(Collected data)
☆ ☆ ☆ ☆ ☆ ☆ ☆

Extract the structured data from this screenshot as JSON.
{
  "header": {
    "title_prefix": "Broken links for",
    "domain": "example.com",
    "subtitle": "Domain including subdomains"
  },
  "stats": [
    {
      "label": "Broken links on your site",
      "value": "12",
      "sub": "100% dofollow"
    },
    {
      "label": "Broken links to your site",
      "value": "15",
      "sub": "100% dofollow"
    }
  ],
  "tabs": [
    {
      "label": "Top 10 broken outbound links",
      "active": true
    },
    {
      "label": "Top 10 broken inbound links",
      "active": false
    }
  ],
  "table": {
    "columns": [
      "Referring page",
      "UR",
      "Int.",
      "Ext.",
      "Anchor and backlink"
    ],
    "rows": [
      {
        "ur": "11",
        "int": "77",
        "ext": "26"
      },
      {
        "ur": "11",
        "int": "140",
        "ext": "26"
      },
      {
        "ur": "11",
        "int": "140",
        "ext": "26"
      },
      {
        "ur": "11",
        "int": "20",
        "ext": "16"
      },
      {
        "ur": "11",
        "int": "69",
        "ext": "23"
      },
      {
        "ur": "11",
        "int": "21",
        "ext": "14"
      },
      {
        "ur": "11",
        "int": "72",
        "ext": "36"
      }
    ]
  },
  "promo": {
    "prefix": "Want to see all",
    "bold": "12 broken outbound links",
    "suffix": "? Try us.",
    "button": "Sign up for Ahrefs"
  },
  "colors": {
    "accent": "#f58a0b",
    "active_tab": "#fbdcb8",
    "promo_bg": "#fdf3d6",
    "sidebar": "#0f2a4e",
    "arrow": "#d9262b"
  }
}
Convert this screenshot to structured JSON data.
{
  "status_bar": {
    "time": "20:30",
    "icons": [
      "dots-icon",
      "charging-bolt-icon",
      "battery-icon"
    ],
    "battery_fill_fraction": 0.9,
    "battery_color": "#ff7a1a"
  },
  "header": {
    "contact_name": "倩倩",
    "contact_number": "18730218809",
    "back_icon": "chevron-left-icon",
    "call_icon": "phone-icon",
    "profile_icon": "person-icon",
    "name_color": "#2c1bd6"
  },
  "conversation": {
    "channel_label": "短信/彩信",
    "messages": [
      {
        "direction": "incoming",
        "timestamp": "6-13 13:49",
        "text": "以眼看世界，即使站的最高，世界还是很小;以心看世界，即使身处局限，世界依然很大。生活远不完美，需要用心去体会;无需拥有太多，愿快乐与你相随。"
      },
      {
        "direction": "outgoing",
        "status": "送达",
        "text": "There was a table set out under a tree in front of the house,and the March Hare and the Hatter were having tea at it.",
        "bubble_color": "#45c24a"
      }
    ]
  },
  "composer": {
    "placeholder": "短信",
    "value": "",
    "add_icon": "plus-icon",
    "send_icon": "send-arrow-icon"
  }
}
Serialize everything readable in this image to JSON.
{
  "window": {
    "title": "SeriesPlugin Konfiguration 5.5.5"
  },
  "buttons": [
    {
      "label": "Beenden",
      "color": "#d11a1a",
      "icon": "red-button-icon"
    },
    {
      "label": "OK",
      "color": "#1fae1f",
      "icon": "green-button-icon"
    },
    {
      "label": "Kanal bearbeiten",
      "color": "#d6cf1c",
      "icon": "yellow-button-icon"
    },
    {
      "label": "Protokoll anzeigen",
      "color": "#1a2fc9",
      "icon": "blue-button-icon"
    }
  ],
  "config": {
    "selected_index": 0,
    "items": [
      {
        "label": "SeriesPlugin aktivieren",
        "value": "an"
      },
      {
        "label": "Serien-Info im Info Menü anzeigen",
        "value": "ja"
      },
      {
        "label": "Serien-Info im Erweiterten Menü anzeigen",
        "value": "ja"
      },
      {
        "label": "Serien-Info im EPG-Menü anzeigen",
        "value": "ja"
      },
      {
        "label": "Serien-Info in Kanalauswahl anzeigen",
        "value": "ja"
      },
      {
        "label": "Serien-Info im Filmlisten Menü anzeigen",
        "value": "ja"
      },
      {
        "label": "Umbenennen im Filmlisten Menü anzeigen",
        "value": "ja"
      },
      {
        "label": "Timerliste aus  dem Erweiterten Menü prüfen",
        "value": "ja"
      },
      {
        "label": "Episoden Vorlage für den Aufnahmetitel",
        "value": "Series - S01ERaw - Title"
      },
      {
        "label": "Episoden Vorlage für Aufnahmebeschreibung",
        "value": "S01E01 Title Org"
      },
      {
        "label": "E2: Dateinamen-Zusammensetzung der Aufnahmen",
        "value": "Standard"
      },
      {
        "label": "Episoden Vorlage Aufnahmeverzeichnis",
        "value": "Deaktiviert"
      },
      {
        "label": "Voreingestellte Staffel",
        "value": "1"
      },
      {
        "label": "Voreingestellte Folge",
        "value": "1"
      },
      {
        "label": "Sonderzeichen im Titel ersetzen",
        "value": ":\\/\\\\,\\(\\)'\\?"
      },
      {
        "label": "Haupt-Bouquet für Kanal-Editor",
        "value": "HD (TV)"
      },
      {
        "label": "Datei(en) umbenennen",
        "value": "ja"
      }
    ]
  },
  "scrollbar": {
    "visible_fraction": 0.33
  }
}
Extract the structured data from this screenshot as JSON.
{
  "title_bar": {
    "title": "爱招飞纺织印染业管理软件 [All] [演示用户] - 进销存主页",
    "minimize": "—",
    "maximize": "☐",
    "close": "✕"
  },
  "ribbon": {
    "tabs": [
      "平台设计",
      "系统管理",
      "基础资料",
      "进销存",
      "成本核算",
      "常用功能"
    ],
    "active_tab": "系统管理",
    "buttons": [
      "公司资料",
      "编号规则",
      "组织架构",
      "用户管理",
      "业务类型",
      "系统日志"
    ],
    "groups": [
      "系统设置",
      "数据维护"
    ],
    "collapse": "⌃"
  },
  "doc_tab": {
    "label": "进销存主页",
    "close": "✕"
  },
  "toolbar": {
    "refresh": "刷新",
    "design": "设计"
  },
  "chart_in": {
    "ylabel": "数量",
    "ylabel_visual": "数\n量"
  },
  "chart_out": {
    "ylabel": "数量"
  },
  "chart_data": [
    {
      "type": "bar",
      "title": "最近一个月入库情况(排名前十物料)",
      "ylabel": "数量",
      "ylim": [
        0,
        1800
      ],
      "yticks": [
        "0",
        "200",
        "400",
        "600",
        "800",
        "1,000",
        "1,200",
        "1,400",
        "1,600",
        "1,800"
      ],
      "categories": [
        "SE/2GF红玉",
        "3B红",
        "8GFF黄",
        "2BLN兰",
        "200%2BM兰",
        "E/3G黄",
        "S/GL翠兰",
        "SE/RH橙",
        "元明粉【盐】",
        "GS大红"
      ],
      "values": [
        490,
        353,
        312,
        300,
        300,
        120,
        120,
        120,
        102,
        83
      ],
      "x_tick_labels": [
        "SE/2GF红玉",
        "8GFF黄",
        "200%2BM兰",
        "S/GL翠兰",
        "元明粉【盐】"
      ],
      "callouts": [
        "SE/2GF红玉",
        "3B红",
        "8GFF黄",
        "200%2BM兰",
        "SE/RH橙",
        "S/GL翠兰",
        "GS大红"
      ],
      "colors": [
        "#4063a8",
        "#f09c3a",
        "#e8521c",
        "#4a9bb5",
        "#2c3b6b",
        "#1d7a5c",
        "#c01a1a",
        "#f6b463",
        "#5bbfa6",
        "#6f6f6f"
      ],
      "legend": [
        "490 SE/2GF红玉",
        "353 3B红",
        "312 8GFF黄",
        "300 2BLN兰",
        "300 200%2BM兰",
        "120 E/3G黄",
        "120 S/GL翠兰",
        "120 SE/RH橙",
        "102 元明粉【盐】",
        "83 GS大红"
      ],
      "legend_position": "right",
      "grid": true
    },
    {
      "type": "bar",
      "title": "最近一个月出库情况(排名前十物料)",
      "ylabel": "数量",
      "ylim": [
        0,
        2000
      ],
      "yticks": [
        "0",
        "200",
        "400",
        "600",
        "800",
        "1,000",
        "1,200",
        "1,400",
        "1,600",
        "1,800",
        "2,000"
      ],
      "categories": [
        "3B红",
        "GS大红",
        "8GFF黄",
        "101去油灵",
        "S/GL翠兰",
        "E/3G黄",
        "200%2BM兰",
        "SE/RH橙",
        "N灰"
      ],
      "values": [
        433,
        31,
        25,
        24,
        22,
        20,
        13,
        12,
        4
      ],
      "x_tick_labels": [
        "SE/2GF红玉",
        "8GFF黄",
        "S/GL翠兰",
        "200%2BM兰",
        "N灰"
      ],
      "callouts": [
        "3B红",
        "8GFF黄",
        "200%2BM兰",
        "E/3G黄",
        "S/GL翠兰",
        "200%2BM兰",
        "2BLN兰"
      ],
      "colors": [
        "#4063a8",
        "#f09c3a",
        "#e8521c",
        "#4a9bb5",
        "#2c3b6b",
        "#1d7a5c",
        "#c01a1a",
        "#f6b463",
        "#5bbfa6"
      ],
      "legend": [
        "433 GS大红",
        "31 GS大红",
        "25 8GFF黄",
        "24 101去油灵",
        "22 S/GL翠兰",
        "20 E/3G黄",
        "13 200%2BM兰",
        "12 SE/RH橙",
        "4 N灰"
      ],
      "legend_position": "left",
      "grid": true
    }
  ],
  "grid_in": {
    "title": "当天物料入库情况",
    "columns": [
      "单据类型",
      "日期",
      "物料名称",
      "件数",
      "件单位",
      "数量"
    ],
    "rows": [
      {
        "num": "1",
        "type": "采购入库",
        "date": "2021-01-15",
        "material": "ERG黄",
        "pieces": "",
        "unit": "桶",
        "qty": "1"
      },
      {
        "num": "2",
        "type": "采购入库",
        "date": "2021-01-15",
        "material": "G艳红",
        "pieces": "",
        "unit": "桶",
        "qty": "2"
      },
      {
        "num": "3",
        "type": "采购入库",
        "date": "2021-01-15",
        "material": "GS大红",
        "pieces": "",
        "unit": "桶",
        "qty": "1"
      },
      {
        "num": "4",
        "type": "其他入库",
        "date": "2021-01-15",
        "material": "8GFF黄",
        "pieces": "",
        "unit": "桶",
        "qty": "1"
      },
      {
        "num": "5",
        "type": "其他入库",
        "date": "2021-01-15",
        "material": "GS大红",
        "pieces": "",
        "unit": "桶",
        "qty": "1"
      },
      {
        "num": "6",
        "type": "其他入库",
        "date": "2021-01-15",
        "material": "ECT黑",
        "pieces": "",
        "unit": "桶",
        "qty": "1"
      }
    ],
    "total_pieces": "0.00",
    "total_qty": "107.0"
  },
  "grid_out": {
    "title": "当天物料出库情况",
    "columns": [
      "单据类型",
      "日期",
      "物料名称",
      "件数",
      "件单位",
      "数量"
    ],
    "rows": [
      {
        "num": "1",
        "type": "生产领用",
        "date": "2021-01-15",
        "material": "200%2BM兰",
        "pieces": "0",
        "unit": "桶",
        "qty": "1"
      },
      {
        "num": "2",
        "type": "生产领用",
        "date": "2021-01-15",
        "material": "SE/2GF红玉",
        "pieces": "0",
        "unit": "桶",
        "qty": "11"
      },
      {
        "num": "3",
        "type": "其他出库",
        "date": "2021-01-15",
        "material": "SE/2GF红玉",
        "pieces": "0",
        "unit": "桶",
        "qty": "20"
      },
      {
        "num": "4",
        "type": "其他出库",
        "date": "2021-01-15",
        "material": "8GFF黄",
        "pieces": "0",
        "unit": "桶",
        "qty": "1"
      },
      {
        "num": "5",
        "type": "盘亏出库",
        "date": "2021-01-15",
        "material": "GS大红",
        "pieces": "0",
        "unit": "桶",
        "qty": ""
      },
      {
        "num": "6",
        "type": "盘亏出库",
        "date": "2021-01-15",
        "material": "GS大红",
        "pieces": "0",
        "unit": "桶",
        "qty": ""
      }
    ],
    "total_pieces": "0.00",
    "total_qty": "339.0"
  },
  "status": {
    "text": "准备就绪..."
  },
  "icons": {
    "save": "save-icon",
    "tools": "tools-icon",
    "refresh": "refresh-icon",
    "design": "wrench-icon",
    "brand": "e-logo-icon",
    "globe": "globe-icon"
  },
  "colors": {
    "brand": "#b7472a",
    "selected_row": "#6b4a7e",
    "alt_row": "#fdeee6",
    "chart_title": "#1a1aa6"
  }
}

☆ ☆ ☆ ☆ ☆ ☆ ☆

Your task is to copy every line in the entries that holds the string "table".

  "table": {
        "text": "There was a table set out under a tree in front of the house,and the March Hare and the Hatter were having tea at it.",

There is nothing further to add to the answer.